■ Work instruction:
Write out every entry exactly as it stands.

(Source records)
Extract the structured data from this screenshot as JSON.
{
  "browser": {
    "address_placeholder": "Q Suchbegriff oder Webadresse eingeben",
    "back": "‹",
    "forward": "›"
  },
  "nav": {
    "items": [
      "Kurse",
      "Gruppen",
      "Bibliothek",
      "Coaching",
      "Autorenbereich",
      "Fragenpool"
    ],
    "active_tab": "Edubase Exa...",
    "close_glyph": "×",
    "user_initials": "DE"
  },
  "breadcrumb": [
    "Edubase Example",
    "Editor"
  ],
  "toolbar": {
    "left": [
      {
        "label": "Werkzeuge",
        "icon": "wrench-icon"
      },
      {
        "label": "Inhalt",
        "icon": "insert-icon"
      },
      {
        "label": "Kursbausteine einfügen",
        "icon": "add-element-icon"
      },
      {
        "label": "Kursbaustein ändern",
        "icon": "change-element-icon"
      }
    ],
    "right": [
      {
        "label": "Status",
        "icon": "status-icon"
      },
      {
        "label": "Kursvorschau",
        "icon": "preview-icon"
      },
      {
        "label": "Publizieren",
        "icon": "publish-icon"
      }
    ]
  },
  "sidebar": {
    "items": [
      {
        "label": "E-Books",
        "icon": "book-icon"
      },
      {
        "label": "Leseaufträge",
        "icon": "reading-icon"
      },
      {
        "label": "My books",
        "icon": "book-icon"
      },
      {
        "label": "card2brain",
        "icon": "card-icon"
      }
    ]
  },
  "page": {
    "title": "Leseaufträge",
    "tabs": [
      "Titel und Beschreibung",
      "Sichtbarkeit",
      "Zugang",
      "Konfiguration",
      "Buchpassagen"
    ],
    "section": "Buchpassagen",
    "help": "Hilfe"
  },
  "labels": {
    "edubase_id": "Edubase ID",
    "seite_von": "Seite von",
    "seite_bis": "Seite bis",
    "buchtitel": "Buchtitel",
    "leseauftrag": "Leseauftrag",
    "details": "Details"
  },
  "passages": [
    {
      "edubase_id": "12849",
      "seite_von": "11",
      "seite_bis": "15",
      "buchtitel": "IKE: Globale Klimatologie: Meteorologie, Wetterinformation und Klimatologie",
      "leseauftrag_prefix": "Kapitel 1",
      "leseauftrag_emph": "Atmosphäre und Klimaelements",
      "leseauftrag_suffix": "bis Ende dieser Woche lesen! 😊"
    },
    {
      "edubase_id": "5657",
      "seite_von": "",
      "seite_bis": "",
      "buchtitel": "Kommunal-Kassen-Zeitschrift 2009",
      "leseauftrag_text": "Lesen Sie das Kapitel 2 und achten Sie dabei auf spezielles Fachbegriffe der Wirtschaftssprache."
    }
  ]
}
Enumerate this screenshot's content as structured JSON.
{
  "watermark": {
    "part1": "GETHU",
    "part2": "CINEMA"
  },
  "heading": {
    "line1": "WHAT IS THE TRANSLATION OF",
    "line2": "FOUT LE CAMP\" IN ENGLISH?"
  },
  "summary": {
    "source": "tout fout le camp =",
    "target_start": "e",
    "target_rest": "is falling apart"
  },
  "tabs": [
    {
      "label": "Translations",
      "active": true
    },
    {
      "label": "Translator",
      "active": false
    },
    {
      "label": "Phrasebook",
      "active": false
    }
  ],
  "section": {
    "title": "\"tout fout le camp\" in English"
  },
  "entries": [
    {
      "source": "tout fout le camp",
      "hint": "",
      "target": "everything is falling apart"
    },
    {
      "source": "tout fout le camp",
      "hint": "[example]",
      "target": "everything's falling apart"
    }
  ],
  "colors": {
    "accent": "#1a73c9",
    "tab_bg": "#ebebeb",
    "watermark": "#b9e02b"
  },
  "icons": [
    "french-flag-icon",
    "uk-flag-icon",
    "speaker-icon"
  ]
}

■ Solved exercise:
Extract the structured data from this screenshot as JSON.
{
  "browser": {
    "address_placeholder": "Q Suchbegriff oder Webadresse eingeben",
    "back": "‹",
    "forward": "›"
  },
  "nav": {
    "items": [
      "Kurse",
      "Gruppen",
      "Bibliothek",
      "Coaching",
      "Autorenbereich",
      "Fragenpool"
    ],
    "active_tab": "Edubase Exa...",
    "close_glyph": "×",
    "user_initials": "DE"
  },
  "breadcrumb": [
    "Edubase Example",
    "Editor"
  ],
  "toolbar": {
    "left": [
      {
        "label": "Werkzeuge",
        "icon": "wrench-icon"
      },
      {
        "label": "Inhalt",
        "icon": "insert-icon"
      },
      {
        "label": "Kursbausteine einfügen",
        "icon": "add-element-icon"
      },
      {
        "label": "Kursbaustein ändern",
        "icon": "change-element-icon"
      }
    ],
    "right": [
      {
        "label": "Status",
        "icon": "status-icon"
      },
      {
        "label": "Kursvorschau",
        "icon": "preview-icon"
      },
      {
        "label": "Publizieren",
        "icon": "publish-icon"
      }
    ]
  },
  "sidebar": {
    "items": [
      {
        "label": "E-Books",
        "icon": "book-icon"
      },
      {
        "label": "Leseaufträge",
        "icon": "reading-icon"
      },
      {
        "label": "My books",
        "icon": "book-icon"
      },
      {
        "label": "card2brain",
        "icon": "card-icon"
      }
    ]
  },
  "page": {
    "title": "Leseaufträge",
    "tabs": [
      "Titel und Beschreibung",
      "Sichtbarkeit",
      "Zugang",
      "Konfiguration",
      "Buchpassagen"
    ],
    "section": "Buchpassagen",
    "help": "Hilfe"
  },
  "labels": {
    "edubase_id": "Edubase ID",
    "seite_von": "Seite von",
    "seite_bis": "Seite bis",
    "buchtitel": "Buchtitel",
    "leseauftrag": "Leseauftrag",
    "details": "Details"
  },
  "passages": [
    {
      "edubase_id": "12849",
      "seite_von": "11",
      "seite_bis": "15",
      "buchtitel": "IKE: Globale Klimatologie: Meteorologie, Wetterinformation und Klimatologie",
      "leseauftrag_prefix": "Kapitel 1",
      "leseauftrag_emph": "Atmosphäre und Klimaelements",
      "leseauftrag_suffix": "bis Ende dieser Woche lesen! 😊"
    },
    {
      "edubase_id": "5657",
      "seite_von": "",
      "seite_bis": "",
      "buchtitel": "Kommunal-Kassen-Zeitschrift 2009",
      "leseauftrag_text": "Lesen Sie das Kapitel 2 und achten Sie dabei auf spezielles Fachbegriffe der Wirtschaftssprache."
    }
  ]
}
Enumerate this screenshot's content as structured JSON.
{
  "watermark": {
    "part1": "GETHU",
    "part2": "CINEMA"
  },
  "heading": {
    "line1": "WHAT IS THE TRANSLATION OF",
    "line2": "FOUT LE CAMP\" IN ENGLISH?"
  },
  "summary": {
    "source": "tout fout le camp =",
    "target_start": "e",
    "target_rest": "is falling apart"
  },
  "tabs": [
    {
      "label": "Translations",
      "active": true
    },
    {
      "label": "Translator",
      "active": false
    },
    {
      "label": "Phrasebook",
      "active": false
    }
  ],
  "section": {
    "title": "\"tout fout le camp\" in English"
  },
  "entries": [
    {
      "source": "tout fout le camp",
      "hint": "",
      "target": "everything is falling apart"
    },
    {
      "source": "tout fout le camp",
      "hint": "[example]",
      "target": "everything's falling apart"
    }
  ],
  "colors": {
    "accent": "#1a73c9",
    "tab_bg": "#ebebeb",
    "watermark": "#b9e02b"
  },
  "icons": [
    "french-flag-icon",
    "uk-flag-icon",
    "speaker-icon"
  ]
}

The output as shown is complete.